United Parcel Service has been granted summary judgment in litigation brought by an injured delivery driver suing an Edwardsville resident over a 2012 dog attack.
Madison County Circuit Judge William Mudge found that allegations against UPS - which was brought into the suit as third party defendant by dog owner Kevin Autenrieb - were not supported by evidence.
In his Jan. 16 order, Mudge also stated that it was "undisputed" that UPS provided driver Steven Campbell with a safe place to work.
Campbell filed suit in November 2013 against Autenrieb claiming he hurt his back in the process of preventing a dog bite while delivering a package.
The suit accuses Autenrieb of negligence and of violating Illinois’ Animal Control Act.
A year after the suit was filed, Autenrieb filed a claim for contribution against UPS saying the company failed to properly train or supervise Campbell, or failed to provide proper equipment or co-workers for Campbell to properly carry out his duties.

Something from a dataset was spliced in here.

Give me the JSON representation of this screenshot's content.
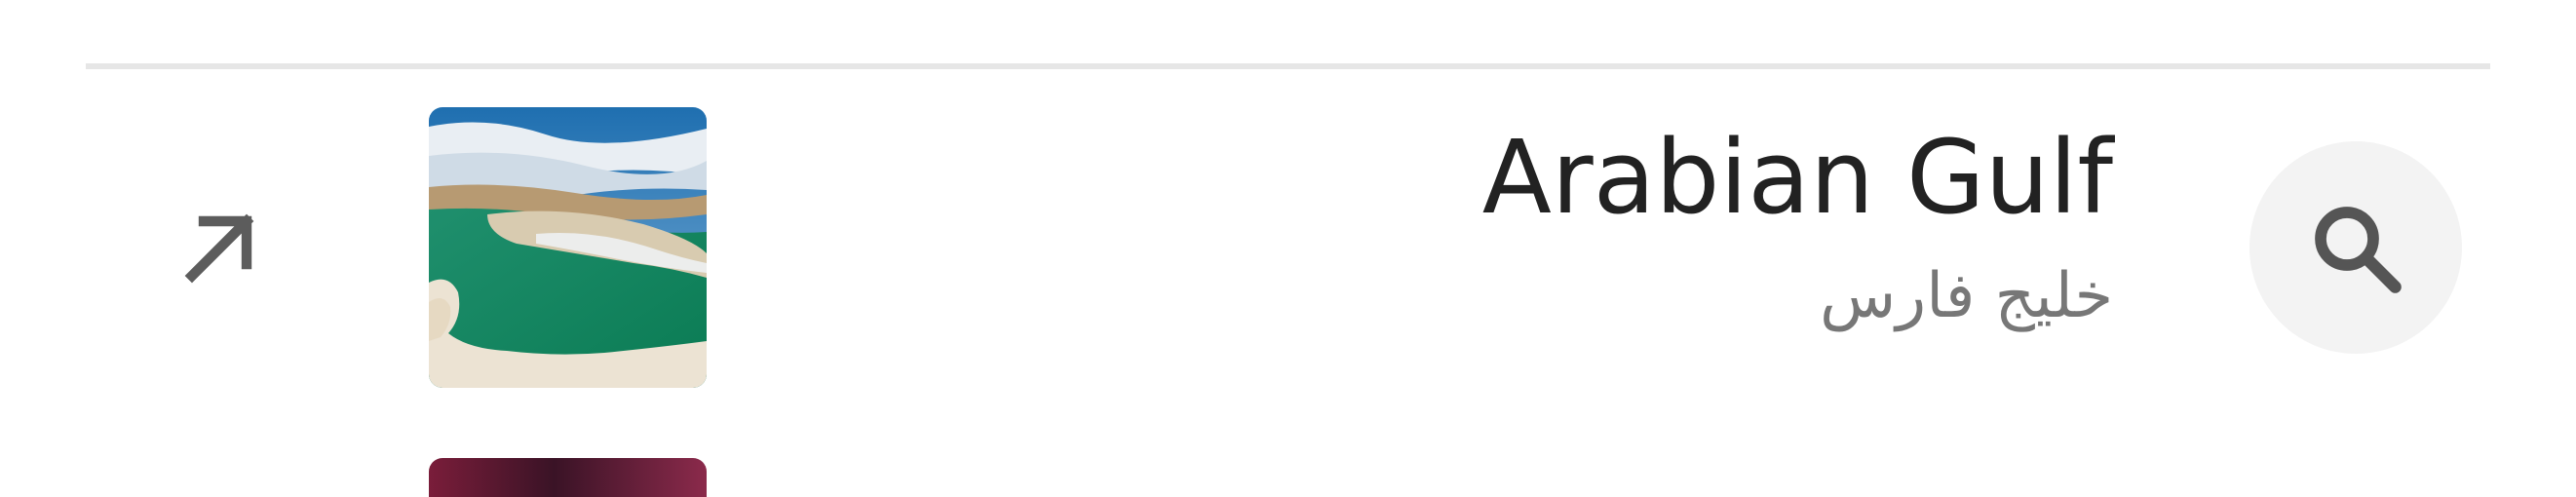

UPS, represented by Todd Stanton and Jason McKnight of Stanton Law in St. Louis, argued in a motion for summary judgment that Autenrieb's claim for contribution was premised on the allegation that UPS failed to provide a safe workplace for Campbell, a claim that "plaintiff himself unequivocally denies," they wrote.
"Plaintiff admitted and acknowledged that he was adequately trained, supervised, equipped and provided co-workers by UPS such that he felt adequately prepared to address a dangerous dog."

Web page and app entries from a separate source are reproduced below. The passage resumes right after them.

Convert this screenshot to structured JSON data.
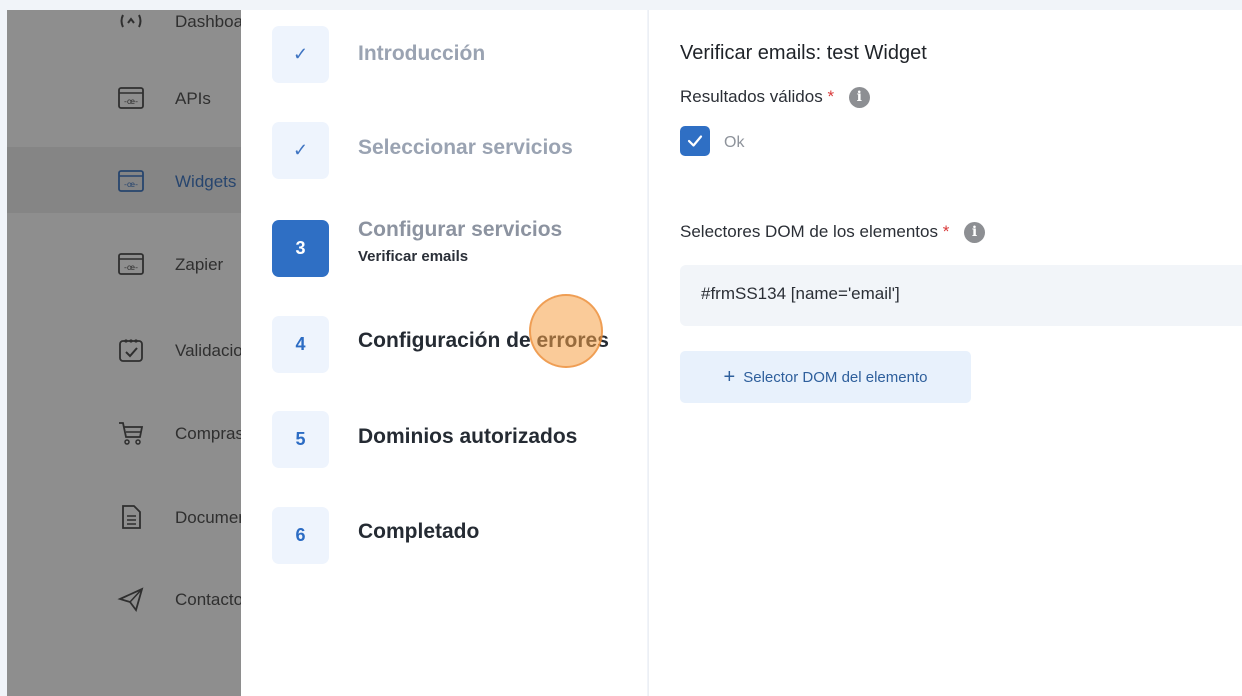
{
  "sidebar": {
    "items": [
      {
        "label": "Dashboard",
        "icon": "dashboard-icon"
      },
      {
        "label": "APIs",
        "icon": "api-icon"
      },
      {
        "label": "Widgets",
        "icon": "widget-icon"
      },
      {
        "label": "Zapier",
        "icon": "zapier-icon"
      },
      {
        "label": "Validaciones",
        "icon": "calendar-check-icon"
      },
      {
        "label": "Compras",
        "icon": "cart-icon"
      },
      {
        "label": "Documentación",
        "icon": "document-icon"
      },
      {
        "label": "Contacto",
        "icon": "send-icon"
      }
    ]
  },
  "wizard": {
    "steps": [
      {
        "marker": "✓",
        "title": "Introducción",
        "state": "done"
      },
      {
        "marker": "✓",
        "title": "Seleccionar servicios",
        "state": "done"
      },
      {
        "marker": "3",
        "title": "Configurar servicios",
        "subtitle": "Verificar emails",
        "state": "active"
      },
      {
        "marker": "4",
        "title": "Configuración de errores",
        "state": "pending"
      },
      {
        "marker": "5",
        "title": "Dominios autorizados",
        "state": "pending"
      },
      {
        "marker": "6",
        "title": "Completado",
        "state": "pending"
      }
    ]
  },
  "content": {
    "title": "Verificar emails: test Widget",
    "valid_results_label": "Resultados válidos",
    "required_mark": "*",
    "info_glyph": "i",
    "ok_checkbox_label": "Ok",
    "ok_checked": true,
    "dom_selectors_label": "Selectores DOM de los elementos",
    "dom_selector_value": "#frmSS134 [name='email']",
    "add_selector_plus": "+",
    "add_selector_label": "Selector DOM del elemento"
  },
  "colors": {
    "accent": "#2f6fc4",
    "required": "#d93a3a",
    "sidebar_overlay": "#8e8e8e",
    "click_highlight": "#f5a046"
  }
}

Autenrieb's attorney, Jason Kleindorfer and Michael Murphy of Freeark Harvey and Mendillo of Belleville, wrote in response to the summary judgment motion, that "at a minimum, there is evidence that UPS has pressured the plaintiff to work harder, forced him into certain types of treatment, and required him to return to work when he was allegedly injured."
They also argued that Campbell's deposition testimony stating that he acted within his UPS training while defending himself from the dog was "self serving."
"A reading of this testimony with the understanding that the plaintiff is giving his version of how he was injured allows one to infer the reasons why the plaintiff would give such testimony; he does not want to hurt his case against defendant Autenrieb," they wrote.
Mudge did not agree.
"There must be some basis for UPS's liability to the Plaintiff," he wrote. "In the instant case, the Court finds that there is no such basis. It is undisputed in the record before the court that UPS provided the Plaintiff with a reasonably safe place in which to work. The Plainiff's testimony regarding the training, supervision and the provision of protective equipment and co-workers over the course of this twenty-plus year career is undisputed."
Campbell's case against Autenrieb continues.
Madison County Circuit Court case number 13-L-1904.